EXERCISE. Where a picture occurs in the data, omit it, and copy all remaining data exactly.

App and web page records

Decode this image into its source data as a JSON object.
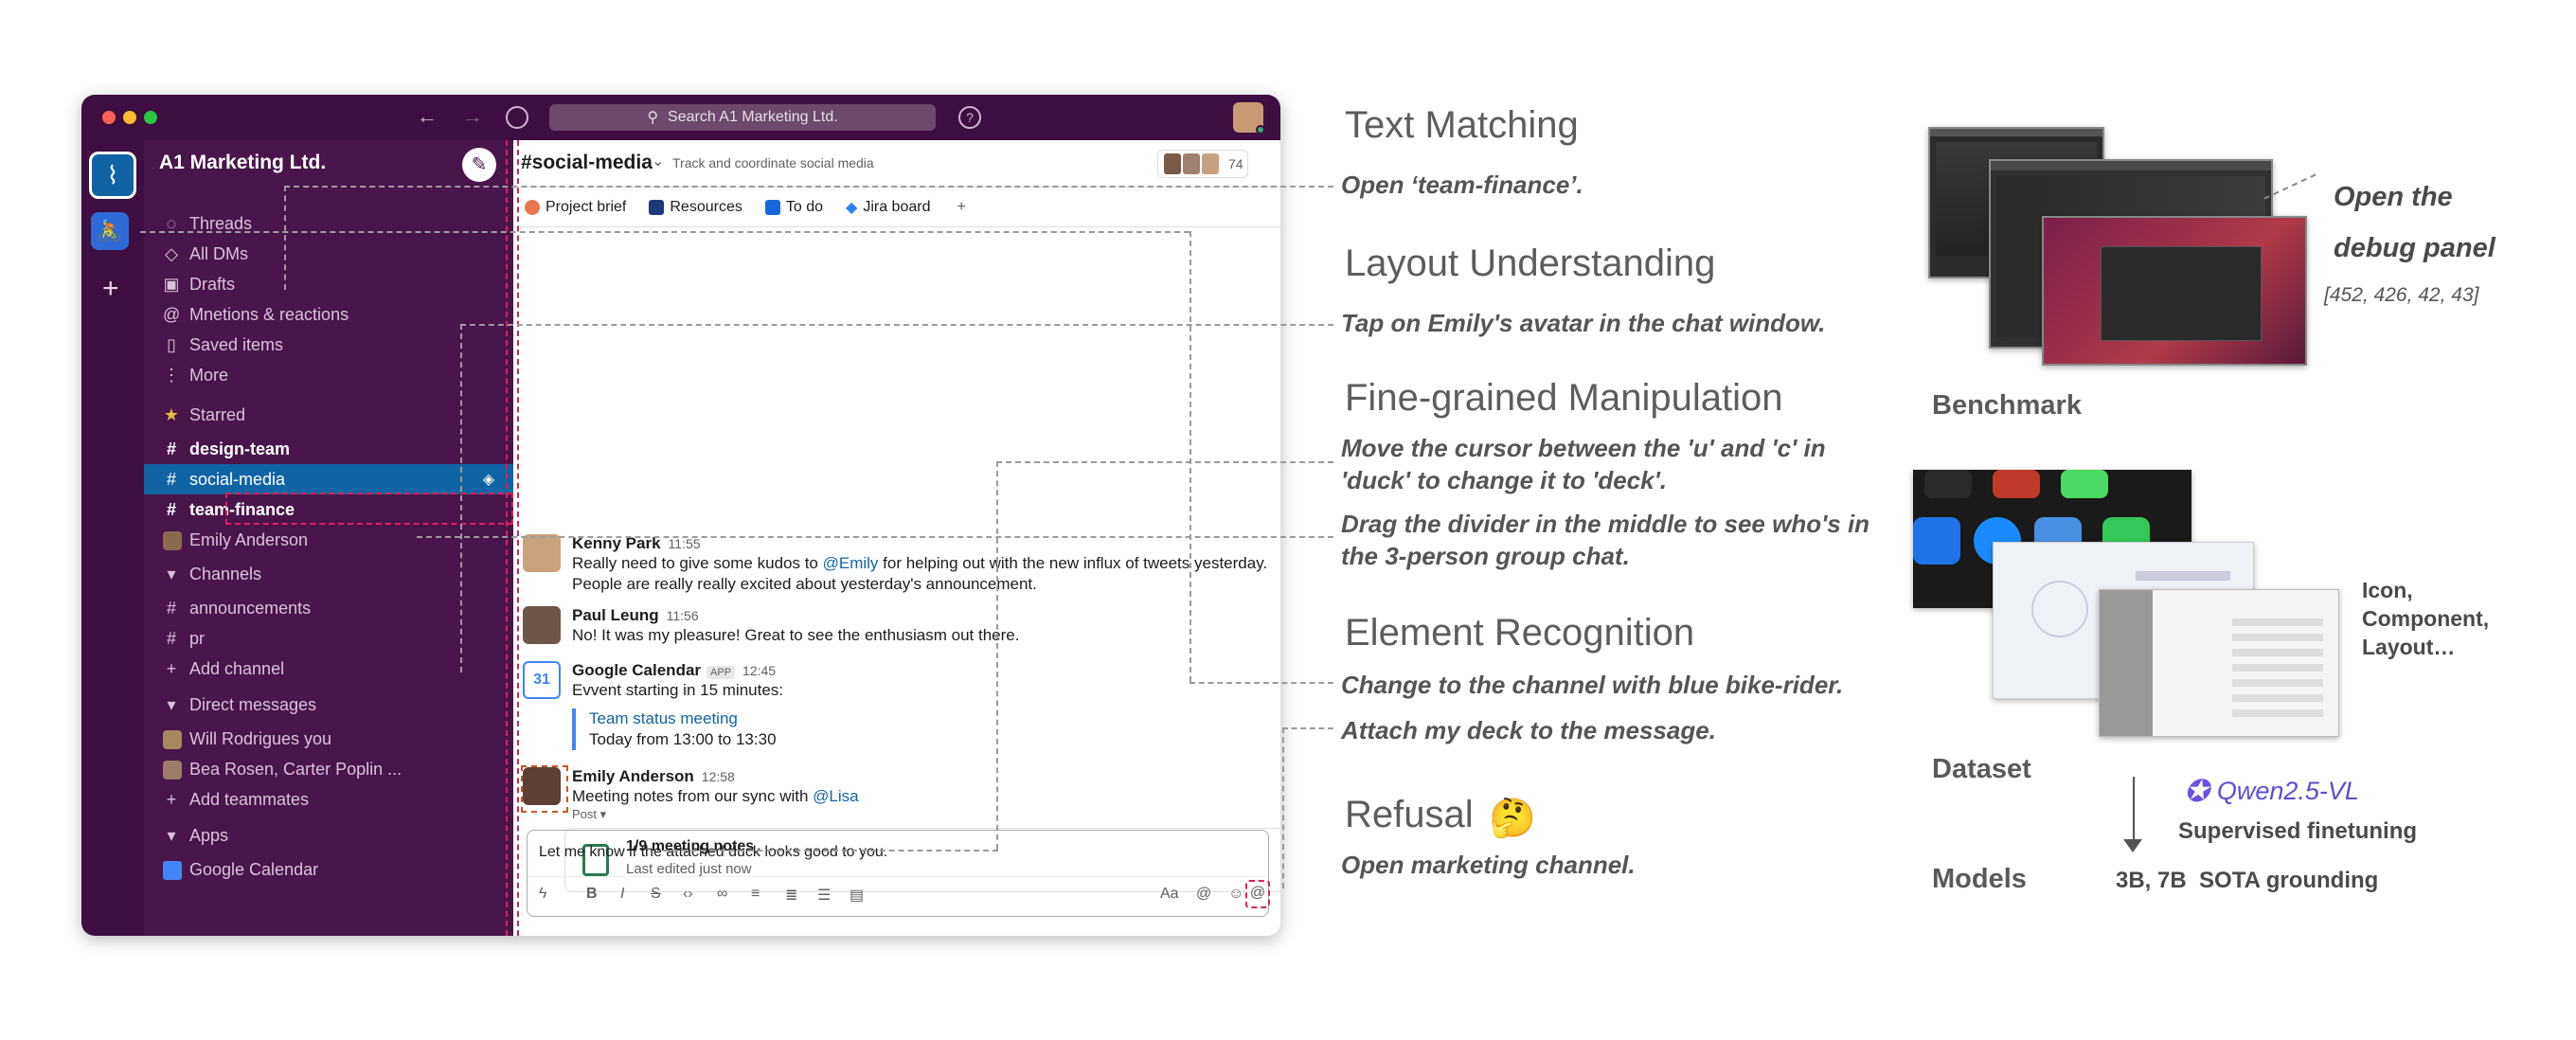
{
  "window": {
    "search_placeholder": "Search A1 Marketing Ltd.",
    "workspace": "A1 Marketing Ltd.",
    "sidebar": {
      "nav": [
        {
          "icon": "threads-icon",
          "label": "Threads"
        },
        {
          "icon": "dms-icon",
          "label": "All DMs"
        },
        {
          "icon": "drafts-icon",
          "label": "Drafts"
        },
        {
          "icon": "mention-icon",
          "label": "Mnetions & reactions"
        },
        {
          "icon": "bookmark-icon",
          "label": "Saved items"
        },
        {
          "icon": "more-icon",
          "label": "More"
        }
      ],
      "starred_header": "Starred",
      "starred": [
        "design-team",
        "social-media",
        "team-finance"
      ],
      "starred_dm": "Emily Anderson",
      "channels_header": "Channels",
      "channels": [
        "announcements",
        "pr"
      ],
      "add_channel": "Add channel",
      "dm_header": "Direct messages",
      "dms": [
        "Will Rodrigues you",
        "Bea Rosen, Carter Poplin ..."
      ],
      "add_teammates": "Add teammates",
      "apps_header": "Apps",
      "apps": [
        "Google Calendar"
      ]
    },
    "channel": {
      "name": "#social-media",
      "topic": "Track and coordinate social media",
      "member_count": "74",
      "tabs": [
        "Project brief",
        "Resources",
        "To do",
        "Jira board",
        "+"
      ]
    },
    "messages": [
      {
        "name": "Kenny Park",
        "time": "11:55",
        "text_pre": "Really need to give some kudos to ",
        "mention": "@Emily",
        "text_post": " for helping out with the new influx of tweets yesterday.",
        "line2": "People are really really excited about yesterday's announcement."
      },
      {
        "name": "Paul Leung",
        "time": "11:56",
        "text": "No! It was my pleasure! Great to see the enthusiasm out there."
      },
      {
        "name": "Google Calendar",
        "badge": "APP",
        "time": "12:45",
        "text": "Evvent starting in 15 minutes:",
        "event_title": "Team status meeting",
        "event_time": "Today from 13:00 to 13:30",
        "cal_day": "31"
      },
      {
        "name": "Emily Anderson",
        "time": "12:58",
        "text_pre": "Meeting notes from our sync with ",
        "mention": "@Lisa",
        "post_label": "Post",
        "file_title": "1/9 meeting notes",
        "file_sub": "Last edited just now"
      }
    ],
    "composer": {
      "text": "Let me know if the attached duck looks good to you."
    }
  },
  "tasks": [
    {
      "heading": "Text Matching",
      "instruction": "Open ‘team-finance’."
    },
    {
      "heading": "Layout Understanding",
      "instruction": "Tap on Emily's avatar in the chat window."
    },
    {
      "heading": "Fine-grained Manipulation",
      "instruction": "Move the cursor between the 'u' and 'c' in 'duck' to change it to 'deck'.",
      "instruction2": "Drag the divider in the middle to see who's in the 3-person group chat."
    },
    {
      "heading": "Element Recognition",
      "instruction": "Change to the channel with blue bike-rider.",
      "instruction2": "Attach my deck to the message."
    },
    {
      "heading": "Refusal",
      "emoji": "🤔",
      "instruction": "Open marketing channel."
    }
  ],
  "right": {
    "benchmark_label": "Benchmark",
    "bench_note_1": "Open the",
    "bench_note_2": "debug panel",
    "bench_coords": "[452, 426, 42, 43]",
    "dataset_label": "Dataset",
    "dataset_note": "Icon,\nComponent,\nLayout…",
    "models_label": "Models",
    "model_name": "Qwen2.5-VL",
    "sft": "Supervised finetuning",
    "models_note": "3B, 7B  SOTA grounding"
  },
  "colors": {
    "aubergine": "#4a154b",
    "active": "#1164a3",
    "accent_red": "#e01e5a",
    "link": "#1264a3"
  }
}
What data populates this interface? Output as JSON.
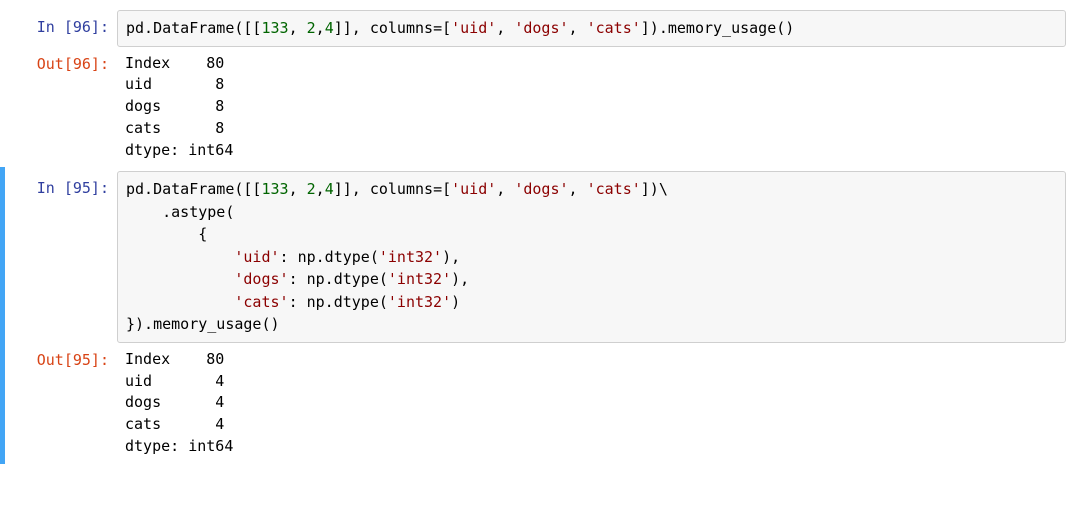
{
  "cells": [
    {
      "prompt_in": "In [96]:",
      "prompt_out": "Out[96]:",
      "code_tokens": [
        [
          "plain",
          "pd.DataFrame([["
        ],
        [
          "num",
          "133"
        ],
        [
          "plain",
          ", "
        ],
        [
          "num",
          "2"
        ],
        [
          "plain",
          ","
        ],
        [
          "num",
          "4"
        ],
        [
          "plain",
          "]], columns"
        ],
        [
          "op",
          "="
        ],
        [
          "plain",
          "["
        ],
        [
          "str",
          "'uid'"
        ],
        [
          "plain",
          ", "
        ],
        [
          "str",
          "'dogs'"
        ],
        [
          "plain",
          ", "
        ],
        [
          "str",
          "'cats'"
        ],
        [
          "plain",
          "]).memory_usage()"
        ]
      ],
      "output_lines": [
        "Index    80",
        "uid       8",
        "dogs      8",
        "cats      8",
        "dtype: int64"
      ],
      "selected": false
    },
    {
      "prompt_in": "In [95]:",
      "prompt_out": "Out[95]:",
      "code_tokens": [
        [
          "plain",
          "pd.DataFrame([["
        ],
        [
          "num",
          "133"
        ],
        [
          "plain",
          ", "
        ],
        [
          "num",
          "2"
        ],
        [
          "plain",
          ","
        ],
        [
          "num",
          "4"
        ],
        [
          "plain",
          "]], columns"
        ],
        [
          "op",
          "="
        ],
        [
          "plain",
          "["
        ],
        [
          "str",
          "'uid'"
        ],
        [
          "plain",
          ", "
        ],
        [
          "str",
          "'dogs'"
        ],
        [
          "plain",
          ", "
        ],
        [
          "str",
          "'cats'"
        ],
        [
          "plain",
          "])\\\n"
        ],
        [
          "plain",
          "    .astype(\n"
        ],
        [
          "plain",
          "        {\n"
        ],
        [
          "plain",
          "            "
        ],
        [
          "str",
          "'uid'"
        ],
        [
          "plain",
          ": np.dtype("
        ],
        [
          "str",
          "'int32'"
        ],
        [
          "plain",
          "),\n"
        ],
        [
          "plain",
          "            "
        ],
        [
          "str",
          "'dogs'"
        ],
        [
          "plain",
          ": np.dtype("
        ],
        [
          "str",
          "'int32'"
        ],
        [
          "plain",
          "),\n"
        ],
        [
          "plain",
          "            "
        ],
        [
          "str",
          "'cats'"
        ],
        [
          "plain",
          ": np.dtype("
        ],
        [
          "str",
          "'int32'"
        ],
        [
          "plain",
          ")\n"
        ],
        [
          "plain",
          "}).memory_usage()"
        ]
      ],
      "output_lines": [
        "Index    80",
        "uid       4",
        "dogs      4",
        "cats      4",
        "dtype: int64"
      ],
      "selected": true
    }
  ]
}
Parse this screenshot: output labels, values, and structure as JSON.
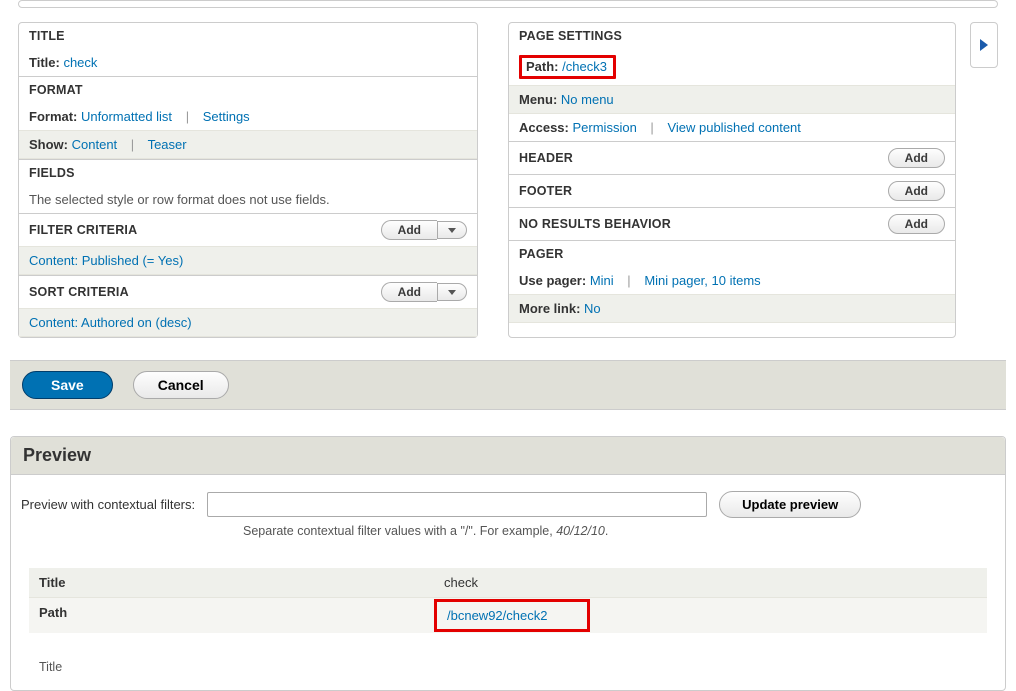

RESULT.
Decode this image into its source data as a JSON object.
{
  "window": {
    "search_placeholder": "Search A1 Marketing Ltd.",
    "workspace": "A1 Marketing Ltd.",
    "sidebar": {
      "nav": [
        {
          "icon": "threads-icon",
          "label": "Threads"
        },
        {
          "icon": "dms-icon",
          "label": "All DMs"
        },
        {
          "icon": "drafts-icon",
          "label": "Drafts"
        },
        {
          "icon": "mention-icon",
          "label": "Mnetions & reactions"
        },
        {
          "icon": "bookmark-icon",
          "label": "Saved items"
        },
        {
          "icon": "more-icon",
          "label": "More"
        }
      ],
      "starred_header": "Starred",
      "starred": [
        "design-team",
        "social-media",
        "team-finance"
      ],
      "starred_dm": "Emily Anderson",
      "channels_header": "Channels",
      "channels": [
        "announcements",
        "pr"
      ],
      "add_channel": "Add channel",
      "dm_header": "Direct messages",
      "dms": [
        "Will Rodrigues you",
        "Bea Rosen, Carter Poplin ..."
      ],
      "add_teammates": "Add teammates",
      "apps_header": "Apps",
      "apps": [
        "Google Calendar"
      ]
    },
    "channel": {
      "name": "#social-media",
      "topic": "Track and coordinate social media",
      "member_count": "74",
      "tabs": [
        "Project brief",
        "Resources",
        "To do",
        "Jira board",
        "+"
      ]
    },
    "messages": [
      {
        "name": "Kenny Park",
        "time": "11:55",
        "text_pre": "Really need to give some kudos to ",
        "mention": "@Emily",
        "text_post": " for helping out with the new influx of tweets yesterday.",
        "line2": "People are really really excited about yesterday's announcement."
      },
      {
        "name": "Paul Leung",
        "time": "11:56",
        "text": "No! It was my pleasure! Great to see the enthusiasm out there."
      },
      {
        "name": "Google Calendar",
        "badge": "APP",
        "time": "12:45",
        "text": "Evvent starting in 15 minutes:",
        "event_title": "Team status meeting",
        "event_time": "Today from 13:00 to 13:30",
        "cal_day": "31"
      },
      {
        "name": "Emily Anderson",
        "time": "12:58",
        "text_pre": "Meeting notes from our sync with ",
        "mention": "@Lisa",
        "post_label": "Post",
        "file_title": "1/9 meeting notes",
        "file_sub": "Last edited just now"
      }
    ],
    "composer": {
      "text": "Let me know if the attached duck looks good to you."
    }
  },
  "tasks": [
    {
      "heading": "Text Matching",
      "instruction": "Open ‘team-finance’."
    },
    {
      "heading": "Layout Understanding",
      "instruction": "Tap on Emily's avatar in the chat window."
    },
    {
      "heading": "Fine-grained Manipulation",
      "instruction": "Move the cursor between the 'u' and 'c' in 'duck' to change it to 'deck'.",
      "instruction2": "Drag the divider in the middle to see who's in the 3-person group chat."
    },
    {
      "heading": "Element Recognition",
      "instruction": "Change to the channel with blue bike-rider.",
      "instruction2": "Attach my deck to the message."
    },
    {
      "heading": "Refusal",
      "emoji": "🤔",
      "instruction": "Open marketing channel."
    }
  ],
  "right": {
    "benchmark_label": "Benchmark",
    "bench_note_1": "Open the",
    "bench_note_2": "debug panel",
    "bench_coords": "[452, 426, 42, 43]",
    "dataset_label": "Dataset",
    "dataset_note": "Icon,\nComponent,\nLayout…",
    "models_label": "Models",
    "model_name": "Qwen2.5-VL",
    "sft": "Supervised finetuning",
    "models_note": "3B, 7B  SOTA grounding"
  },
  "colors": {
    "aubergine": "#4a154b",
    "active": "#1164a3",
    "accent_red": "#e01e5a",
    "link": "#1264a3"
  }
}
What data populates this interface? Output as JSON.
{
  "cells": [
    {
      "prompt_in": "In [96]:",
      "prompt_out": "Out[96]:",
      "code_tokens": [
        [
          "plain",
          "pd.DataFrame([["
        ],
        [
          "num",
          "133"
        ],
        [
          "plain",
          ", "
        ],
        [
          "num",
          "2"
        ],
        [
          "plain",
          ","
        ],
        [
          "num",
          "4"
        ],
        [
          "plain",
          "]], columns"
        ],
        [
          "op",
          "="
        ],
        [
          "plain",
          "["
        ],
        [
          "str",
          "'uid'"
        ],
        [
          "plain",
          ", "
        ],
        [
          "str",
          "'dogs'"
        ],
        [
          "plain",
          ", "
        ],
        [
          "str",
          "'cats'"
        ],
        [
          "plain",
          "]).memory_usage()"
        ]
      ],
      "output_lines": [
        "Index    80",
        "uid       8",
        "dogs      8",
        "cats      8",
        "dtype: int64"
      ],
      "selected": false
    },
    {
      "prompt_in": "In [95]:",
      "prompt_out": "Out[95]:",
      "code_tokens": [
        [
          "plain",
          "pd.DataFrame([["
        ],
        [
          "num",
          "133"
        ],
        [
          "plain",
          ", "
        ],
        [
          "num",
          "2"
        ],
        [
          "plain",
          ","
        ],
        [
          "num",
          "4"
        ],
        [
          "plain",
          "]], columns"
        ],
        [
          "op",
          "="
        ],
        [
          "plain",
          "["
        ],
        [
          "str",
          "'uid'"
        ],
        [
          "plain",
          ", "
        ],
        [
          "str",
          "'dogs'"
        ],
        [
          "plain",
          ", "
        ],
        [
          "str",
          "'cats'"
        ],
        [
          "plain",
          "])\\\n"
        ],
        [
          "plain",
          "    .astype(\n"
        ],
        [
          "plain",
          "        {\n"
        ],
        [
          "plain",
          "            "
        ],
        [
          "str",
          "'uid'"
        ],
        [
          "plain",
          ": np.dtype("
        ],
        [
          "str",
          "'int32'"
        ],
        [
          "plain",
          "),\n"
        ],
        [
          "plain",
          "            "
        ],
        [
          "str",
          "'dogs'"
        ],
        [
          "plain",
          ": np.dtype("
        ],
        [
          "str",
          "'int32'"
        ],
        [
          "plain",
          "),\n"
        ],
        [
          "plain",
          "            "
        ],
        [
          "str",
          "'cats'"
        ],
        [
          "plain",
          ": np.dtype("
        ],
        [
          "str",
          "'int32'"
        ],
        [
          "plain",
          ")\n"
        ],
        [
          "plain",
          "}).memory_usage()"
        ]
      ],
      "output_lines": [
        "Index    80",
        "uid       4",
        "dogs      4",
        "cats      4",
        "dtype: int64"
      ],
      "selected": true
    }
  ]
}
Parse this screenshot: output labels, values, and structure as JSON.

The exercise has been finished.